• **DESCRIPTION OF THE TASK**: Copy each line from the entries that the word "效果等同于" appears in.

*****

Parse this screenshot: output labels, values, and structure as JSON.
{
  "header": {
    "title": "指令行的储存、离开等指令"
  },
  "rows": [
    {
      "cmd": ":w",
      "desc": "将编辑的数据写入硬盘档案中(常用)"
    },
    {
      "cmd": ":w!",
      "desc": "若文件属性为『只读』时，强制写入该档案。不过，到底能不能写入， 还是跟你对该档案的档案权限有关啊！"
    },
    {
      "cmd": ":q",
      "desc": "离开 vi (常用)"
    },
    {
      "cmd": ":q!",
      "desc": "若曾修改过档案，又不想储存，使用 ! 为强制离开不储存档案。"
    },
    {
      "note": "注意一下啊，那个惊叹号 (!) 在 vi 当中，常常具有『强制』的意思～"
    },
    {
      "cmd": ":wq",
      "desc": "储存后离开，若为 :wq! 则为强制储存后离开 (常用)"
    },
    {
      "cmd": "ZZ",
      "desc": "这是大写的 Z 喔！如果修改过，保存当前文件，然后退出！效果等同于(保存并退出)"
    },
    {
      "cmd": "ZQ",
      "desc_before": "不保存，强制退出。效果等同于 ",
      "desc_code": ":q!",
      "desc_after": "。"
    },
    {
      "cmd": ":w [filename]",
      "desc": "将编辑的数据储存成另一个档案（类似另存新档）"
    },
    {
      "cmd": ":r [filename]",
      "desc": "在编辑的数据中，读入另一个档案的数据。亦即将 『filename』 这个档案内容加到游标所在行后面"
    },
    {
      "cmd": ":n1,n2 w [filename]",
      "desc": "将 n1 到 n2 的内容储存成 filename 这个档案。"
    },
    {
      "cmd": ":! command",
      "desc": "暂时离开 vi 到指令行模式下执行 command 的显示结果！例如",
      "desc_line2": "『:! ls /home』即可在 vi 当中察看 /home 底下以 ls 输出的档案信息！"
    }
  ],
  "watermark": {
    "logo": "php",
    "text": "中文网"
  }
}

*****

• **ANSWER FOR THIS EXERCISE**:
      "desc": "这是大写的 Z 喔！如果修改过，保存当前文件，然后退出！效果等同于(保存并退出)"
      "desc_before": "不保存，强制退出。效果等同于 ",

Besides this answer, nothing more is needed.